GOP lawmakers introduce ‘fair maps’ legislation

By Peter Hancock Capitol News Illinois

Republican Reps. Tim Butler, left, Jackie Haas and Ryan Spain are backing legislation to change the way state legislative and congressional district maps are drawn in Illinois. (

SPRINGFIELD – Republicans in the Illinois House said Tuesday, Jan. 5 that they hope to use legislation, instead of a constitutional amendment, to change the way state legislative and congressional district lines are redrawn every 10 years.

The so-called “fair maps” proposal would authorize the General Assembly to set up an independent, nonpartisan commission to redraw the lines, taking that highly political process out of the hands of legislators who currently are able to use that process to protect themselves politically, a process known as “gerrymandering.”

Redistricting is a process that all states go through following each decennial federal census and one that Illinois must complete in the upcoming session so that districts can be established in time for candidates to file for office in time for the 2022 elections.

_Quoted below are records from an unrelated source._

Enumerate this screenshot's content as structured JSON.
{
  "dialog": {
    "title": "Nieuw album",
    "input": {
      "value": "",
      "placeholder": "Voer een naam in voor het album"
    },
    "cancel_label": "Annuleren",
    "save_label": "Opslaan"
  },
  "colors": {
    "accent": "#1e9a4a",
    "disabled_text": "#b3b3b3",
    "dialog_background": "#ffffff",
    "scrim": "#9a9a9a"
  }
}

Rep. Tim Butler, R-Springfield, said the measure is similar to the proposed constitutional amendment that supporters tried to put on the ballot in 2016 before being blocked by a sharply divided Illinois Supreme Court. The main difference is that it would put the process into statute instead of the constitution.

“This is a great way to do it through statute to make sure that we have an independent commission that draws our maps this year, gets it out of the hands of the leadership of the General Assembly and puts it in the hands of a commission of citizens to draw fair and equitable maps across the state of Illinois,” Butler said during a virtual news conference.

In 2016, supporters of such a change circulated petitions to put a constitutional amendment on that year’s general election ballot. That’s one of three ways the current Illinois Constitution allows amendments to be considered. The others are by a constitutional convention or by a resolution approved by a three-fifths majority in both the House and Senate.

However, the constitution also limits the scope of citizen-initiated amendments to “to structural and procedural subjects contained in Article IV,” which pertains to the General Assembly.

In a 4-3 ruling, the Supreme Court blocked the proposal from going onto the ballot because the proposed amendment contained elements that also dealt with the attorney general and the auditor general.

The legal challenge to the amendment was brought by several individuals led by John Hooker, a former Commonwealth Edison lobbyist who is now under indictment for allegedly taking part in a bribery scheme aimed at buying the favor of House Speaker Michael Madigan.

Former Justice Thomas Kilbride, who lost his bid for retention in November, wrote the majority opinion in that case, and that was a factor in the GOP-led campaign to remove him from the court.

“And that decision really still burns me to this day,” said Rep. Ryan Spain, R-Peoria, who was among the nearly 600,000 people who signed a petition to put that amendment on the ballot.

“So something has to change,” Spain added. “And since the Supreme Court decision many years ago, I have repeatedly supported and been either the sponsor or the chief cosponsor of a number of different initiatives to change the way we approach redistricting in the state of Illinois.”

Rep. Jackie Haas, R-Bourbonnais, said her district is an example of how gerrymandering can be unfair to certain communities. She said her 79th House District excludes three-quarters of the small town of Momence, whose 2010 population was 3,171, and includes only three streets in the village of Beecher, which has about 4,500 residents.

“These moves were not based on township, village, or meaningful divisions, but on pure partisan maneuvers to advantage (House Speaker Michael) Madigan, to keep his majority in his power,” Haas said.

Butler filed the bill, House Bill 5873, Tuesday. That makes it eligible for consideration in the upcoming lame duck session, which begins Friday, Jan. 8.